The award was announced today at the Washington Farm Forestry Association annual meeting in Olympia.
The 250-acre Lawffer Tree Farm, in northeast Clark County, near Amboy, has been in the Lawffer family since the early 1900s, when Randy Lawffer’s great-grandfather bought the property.
Randy Lawffer has been involved in timber his whole life, whether at home on the tree farm or at work as a log scaler. He took over management of the family property from his father nearly 40 years ago.
Randy and Linda do much of the wildlife habitat management, timber harvesting, thinning and tree planting themselves. The couple’s son and daughter also live on and help manage the large property.
Randy and Linda, like previous generations of Lawffers before them, have been planning to pass the property to the next generation. The Lawffers recently established a trust to ensure the financial resources to continue to sustainably manage the tree farm into the future.

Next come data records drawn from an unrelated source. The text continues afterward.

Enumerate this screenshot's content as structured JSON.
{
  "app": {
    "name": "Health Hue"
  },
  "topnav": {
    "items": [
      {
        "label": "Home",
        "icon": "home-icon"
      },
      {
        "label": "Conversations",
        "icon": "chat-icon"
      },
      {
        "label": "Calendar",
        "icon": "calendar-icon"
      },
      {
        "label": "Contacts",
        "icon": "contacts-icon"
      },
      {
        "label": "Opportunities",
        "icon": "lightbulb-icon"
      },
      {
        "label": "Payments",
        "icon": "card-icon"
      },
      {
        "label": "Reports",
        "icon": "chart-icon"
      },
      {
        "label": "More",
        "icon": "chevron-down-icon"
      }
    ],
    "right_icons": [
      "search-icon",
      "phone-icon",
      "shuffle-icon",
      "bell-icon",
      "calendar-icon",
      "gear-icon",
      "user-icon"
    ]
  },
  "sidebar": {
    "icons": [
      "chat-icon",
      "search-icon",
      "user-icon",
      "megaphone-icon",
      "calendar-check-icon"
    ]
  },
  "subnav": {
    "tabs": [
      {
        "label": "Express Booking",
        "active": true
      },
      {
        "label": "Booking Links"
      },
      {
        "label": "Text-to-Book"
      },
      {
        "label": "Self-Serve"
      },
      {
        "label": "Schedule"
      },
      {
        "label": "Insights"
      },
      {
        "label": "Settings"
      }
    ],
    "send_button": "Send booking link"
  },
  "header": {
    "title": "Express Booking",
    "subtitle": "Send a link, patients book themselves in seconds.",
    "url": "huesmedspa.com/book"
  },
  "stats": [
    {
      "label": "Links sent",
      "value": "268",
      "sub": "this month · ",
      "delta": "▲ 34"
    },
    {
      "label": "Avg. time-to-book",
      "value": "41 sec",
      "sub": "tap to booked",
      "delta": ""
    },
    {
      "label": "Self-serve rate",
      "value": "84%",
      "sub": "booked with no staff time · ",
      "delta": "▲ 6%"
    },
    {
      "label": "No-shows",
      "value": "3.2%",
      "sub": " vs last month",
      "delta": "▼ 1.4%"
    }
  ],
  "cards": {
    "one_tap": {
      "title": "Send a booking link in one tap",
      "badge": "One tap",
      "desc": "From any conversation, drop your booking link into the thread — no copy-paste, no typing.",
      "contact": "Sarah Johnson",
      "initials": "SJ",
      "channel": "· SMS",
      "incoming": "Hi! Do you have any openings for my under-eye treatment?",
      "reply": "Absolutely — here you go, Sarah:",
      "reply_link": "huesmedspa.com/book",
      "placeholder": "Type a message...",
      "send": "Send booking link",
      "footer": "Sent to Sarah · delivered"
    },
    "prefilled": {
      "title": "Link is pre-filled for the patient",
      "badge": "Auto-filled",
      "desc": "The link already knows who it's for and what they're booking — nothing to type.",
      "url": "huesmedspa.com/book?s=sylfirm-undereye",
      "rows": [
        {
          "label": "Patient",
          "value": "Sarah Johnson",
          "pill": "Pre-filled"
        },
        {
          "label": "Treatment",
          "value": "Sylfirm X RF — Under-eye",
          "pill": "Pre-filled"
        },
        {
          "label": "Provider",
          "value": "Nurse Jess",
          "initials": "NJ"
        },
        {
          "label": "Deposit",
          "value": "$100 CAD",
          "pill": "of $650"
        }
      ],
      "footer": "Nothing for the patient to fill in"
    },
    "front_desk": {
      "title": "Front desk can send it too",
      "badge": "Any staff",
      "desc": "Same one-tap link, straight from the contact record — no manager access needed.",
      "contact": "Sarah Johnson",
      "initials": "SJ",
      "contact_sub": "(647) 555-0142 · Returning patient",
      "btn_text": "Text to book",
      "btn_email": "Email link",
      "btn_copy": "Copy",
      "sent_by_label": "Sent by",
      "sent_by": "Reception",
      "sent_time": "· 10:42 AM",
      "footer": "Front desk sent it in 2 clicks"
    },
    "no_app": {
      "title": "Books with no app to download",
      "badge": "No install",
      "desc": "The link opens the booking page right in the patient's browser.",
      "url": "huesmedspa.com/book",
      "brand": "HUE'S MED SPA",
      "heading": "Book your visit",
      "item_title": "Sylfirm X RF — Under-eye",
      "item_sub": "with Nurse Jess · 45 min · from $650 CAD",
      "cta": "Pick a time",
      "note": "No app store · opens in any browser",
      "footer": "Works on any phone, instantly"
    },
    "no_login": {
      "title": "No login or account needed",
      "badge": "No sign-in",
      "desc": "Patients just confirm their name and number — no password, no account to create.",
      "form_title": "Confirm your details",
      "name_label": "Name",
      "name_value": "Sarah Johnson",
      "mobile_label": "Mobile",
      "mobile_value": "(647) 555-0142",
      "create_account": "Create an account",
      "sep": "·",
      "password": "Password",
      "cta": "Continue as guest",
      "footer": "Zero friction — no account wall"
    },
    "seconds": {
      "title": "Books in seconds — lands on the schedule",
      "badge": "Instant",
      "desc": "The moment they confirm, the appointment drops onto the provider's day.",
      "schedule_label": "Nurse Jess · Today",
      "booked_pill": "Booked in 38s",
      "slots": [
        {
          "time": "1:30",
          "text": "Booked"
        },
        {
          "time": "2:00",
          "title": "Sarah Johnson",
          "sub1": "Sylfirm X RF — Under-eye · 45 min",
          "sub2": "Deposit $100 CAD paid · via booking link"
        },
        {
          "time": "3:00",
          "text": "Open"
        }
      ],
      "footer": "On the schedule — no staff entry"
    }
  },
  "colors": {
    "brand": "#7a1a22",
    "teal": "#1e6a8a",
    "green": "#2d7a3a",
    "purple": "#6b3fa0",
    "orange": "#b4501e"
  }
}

The Tree Farmer of the Year is selected by the Washington Tree Farm Program, a nonprofit organization working to provide small forest landowners across Washington the tools they need to sustainably manage private forestlands. Selection of the Tree Farmer of the Year is based on the landowner’s commitment to conservation, community involvement, and advocacy for sustainable forest management.